=== Begin Enclosure ===
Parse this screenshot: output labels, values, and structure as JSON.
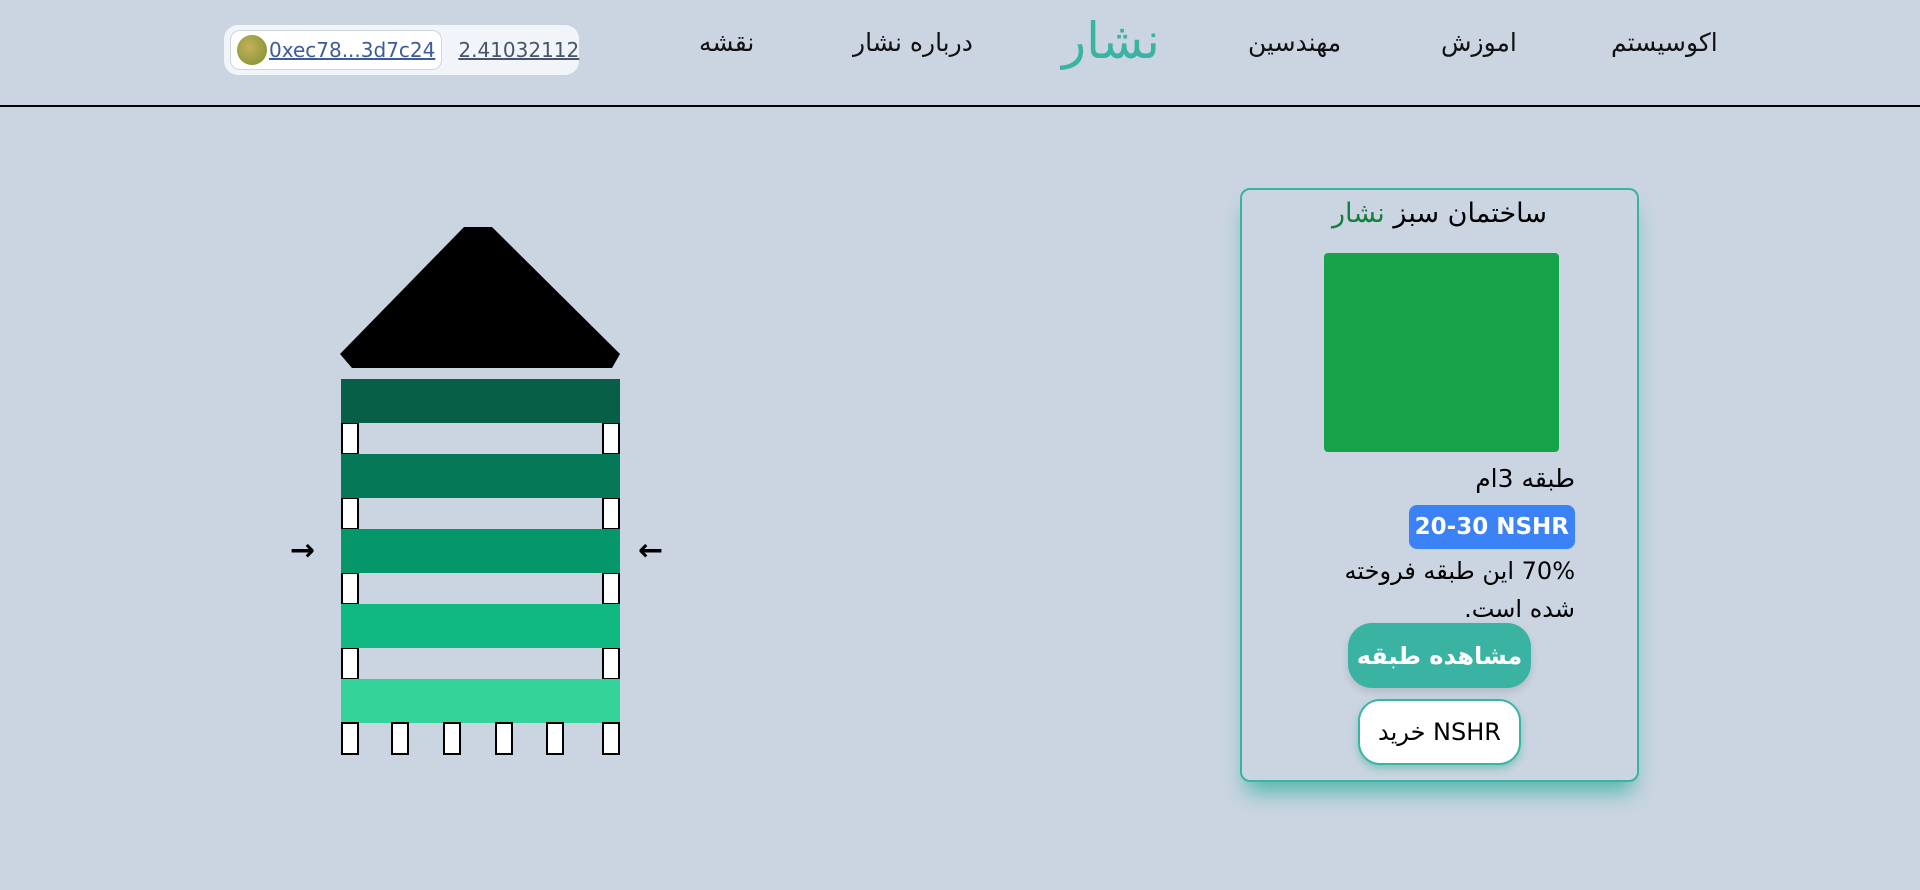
{
  "header": {
    "wallet": {
      "address": "0xec78...3d7c24",
      "balance": "2.41032112"
    },
    "nav": {
      "map": "نقشه",
      "about": "درباره نشار",
      "brand": "نشار",
      "engineers": "مهندسین",
      "education": "اموزش",
      "ecosystem": "اکوسیستم"
    }
  },
  "building": {
    "floor_colors": [
      "#065f46",
      "#047857",
      "#059669",
      "#10b981",
      "#34d399"
    ],
    "roof_color": "#000000",
    "left_arrow": "→",
    "right_arrow": "←"
  },
  "card": {
    "title_prefix": "ساختمان سبز",
    "title_accent": "نشار",
    "accent_color": "#15803d",
    "image_color": "#16a34a",
    "floor_label": "طبقه 3ام",
    "price": "20-30 NSHR",
    "sold_text": "70% این طبقه فروخته شده است.",
    "view_button": "مشاهده طبقه",
    "buy_button": "خرید NSHR"
  }
}
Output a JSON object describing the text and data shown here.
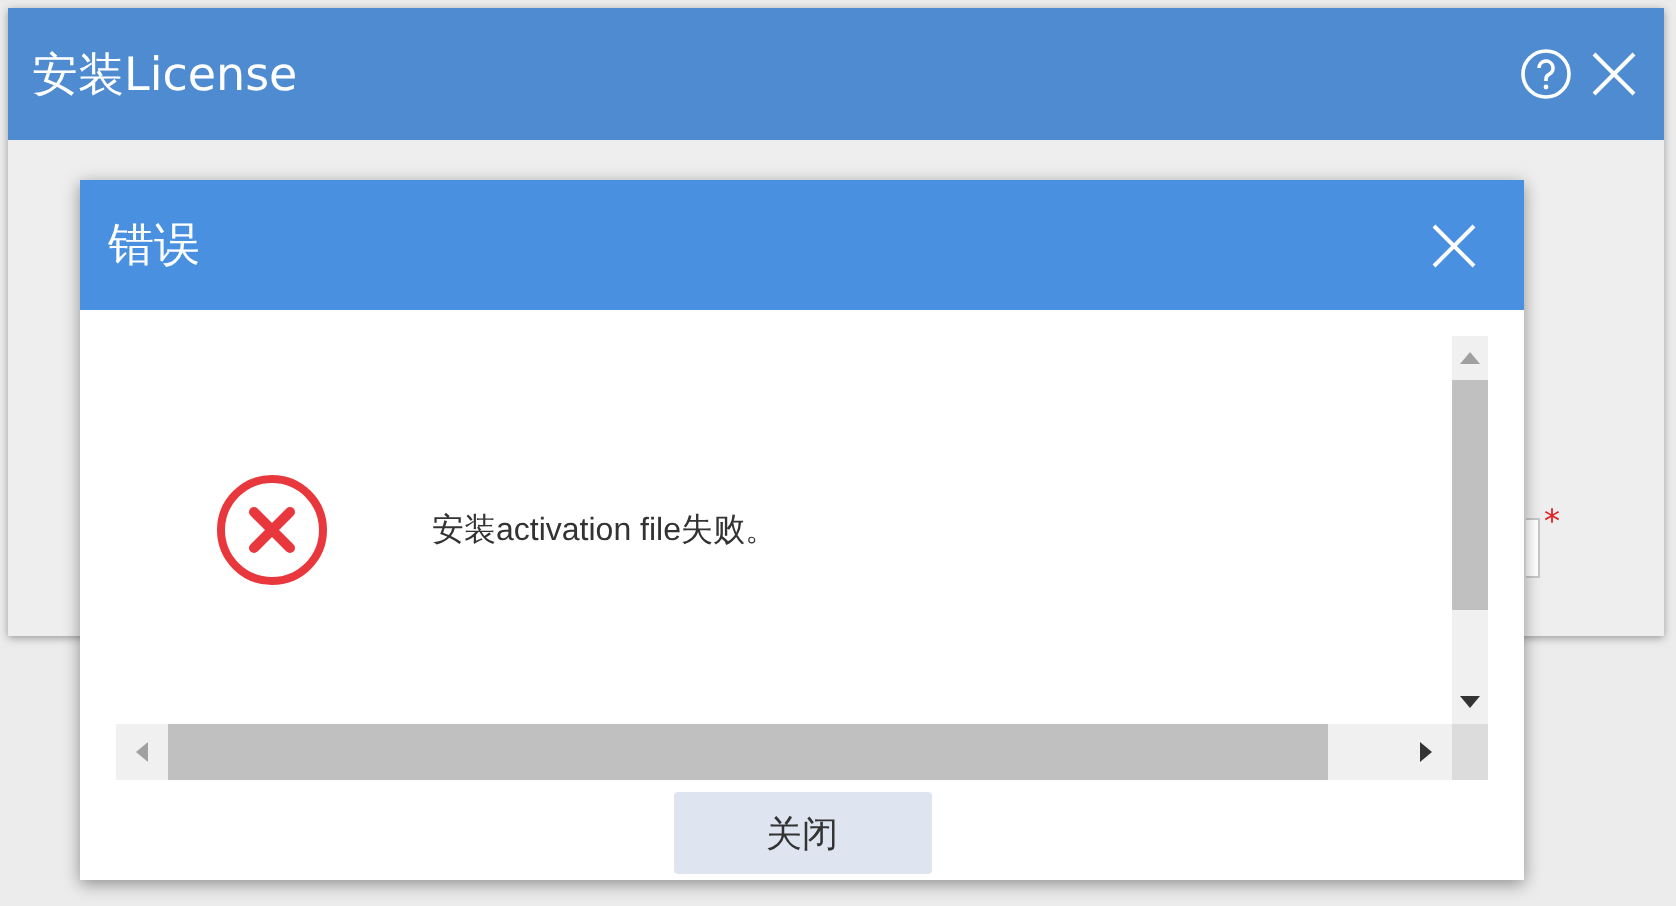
{
  "window": {
    "title": "安装License",
    "required_mark": "*"
  },
  "dialog": {
    "title": "错误",
    "message": "安装activation file失败。",
    "buttons": [
      "关闭"
    ]
  }
}
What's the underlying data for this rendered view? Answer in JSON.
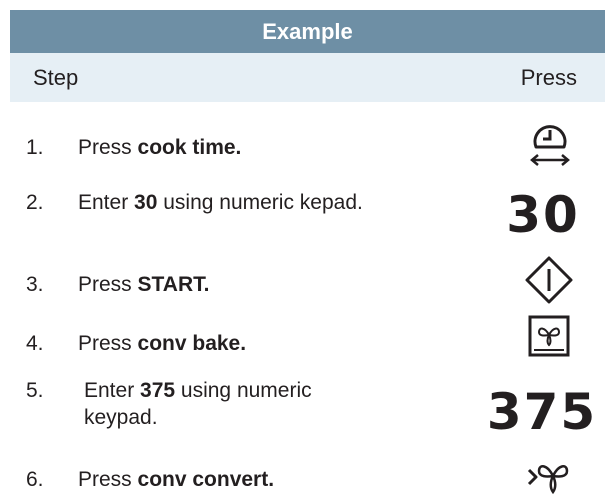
{
  "header": {
    "title": "Example"
  },
  "columns": {
    "step": "Step",
    "press": "Press"
  },
  "steps": [
    {
      "number": "1.",
      "pre": "Press ",
      "bold": "cook time.",
      "post": "",
      "press_icon": "cook-time-icon"
    },
    {
      "number": "2.",
      "pre": "Enter ",
      "bold": "30",
      "post": " using numeric kepad.",
      "press_value": "30"
    },
    {
      "number": "3.",
      "pre": "Press ",
      "bold": "START.",
      "post": "",
      "press_icon": "start-icon"
    },
    {
      "number": "4.",
      "pre": "Press ",
      "bold": "conv bake.",
      "post": "",
      "press_icon": "conv-bake-icon"
    },
    {
      "number": "5.",
      "pre": "Enter ",
      "bold": "375",
      "post": " using numeric keypad.",
      "press_value": "375"
    },
    {
      "number": "6.",
      "pre": "Press ",
      "bold": "conv convert.",
      "post": "",
      "press_icon": "conv-convert-icon"
    }
  ],
  "colors": {
    "header_bg": "#6e8fa5",
    "subheader_bg": "#e6eff5",
    "text": "#231f20"
  }
}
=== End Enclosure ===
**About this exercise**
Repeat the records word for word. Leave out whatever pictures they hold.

**Response box**
Parse this screenshot: output labels, values, and structure as JSON.
{
  "header": {
    "wallet": {
      "address": "0xec78...3d7c24",
      "balance": "2.41032112"
    },
    "nav": {
      "map": "نقشه",
      "about": "درباره نشار",
      "brand": "نشار",
      "engineers": "مهندسین",
      "education": "اموزش",
      "ecosystem": "اکوسیستم"
    }
  },
  "building": {
    "floor_colors": [
      "#065f46",
      "#047857",
      "#059669",
      "#10b981",
      "#34d399"
    ],
    "roof_color": "#000000",
    "left_arrow": "→",
    "right_arrow": "←"
  },
  "card": {
    "title_prefix": "ساختمان سبز",
    "title_accent": "نشار",
    "accent_color": "#15803d",
    "image_color": "#16a34a",
    "floor_label": "طبقه 3ام",
    "price": "20-30 NSHR",
    "sold_text": "70% این طبقه فروخته شده است.",
    "view_button": "مشاهده طبقه",
    "buy_button": "خرید NSHR"
  }
}
Output a JSON object describing the text and data shown here.
{
  "window": {
    "title": "安装License",
    "required_mark": "*"
  },
  "dialog": {
    "title": "错误",
    "message": "安装activation file失败。",
    "buttons": [
      "关闭"
    ]
  }
}
What's the underlying data for this rendered view? Answer in JSON.
{
  "header": {
    "title": "Example"
  },
  "columns": {
    "step": "Step",
    "press": "Press"
  },
  "steps": [
    {
      "number": "1.",
      "pre": "Press ",
      "bold": "cook time.",
      "post": "",
      "press_icon": "cook-time-icon"
    },
    {
      "number": "2.",
      "pre": "Enter ",
      "bold": "30",
      "post": " using numeric kepad.",
      "press_value": "30"
    },
    {
      "number": "3.",
      "pre": "Press ",
      "bold": "START.",
      "post": "",
      "press_icon": "start-icon"
    },
    {
      "number": "4.",
      "pre": "Press ",
      "bold": "conv bake.",
      "post": "",
      "press_icon": "conv-bake-icon"
    },
    {
      "number": "5.",
      "pre": "Enter ",
      "bold": "375",
      "post": " using numeric keypad.",
      "press_value": "375"
    },
    {
      "number": "6.",
      "pre": "Press ",
      "bold": "conv convert.",
      "post": "",
      "press_icon": "conv-convert-icon"
    }
  ],
  "colors": {
    "header_bg": "#6e8fa5",
    "subheader_bg": "#e6eff5",
    "text": "#231f20"
  }
}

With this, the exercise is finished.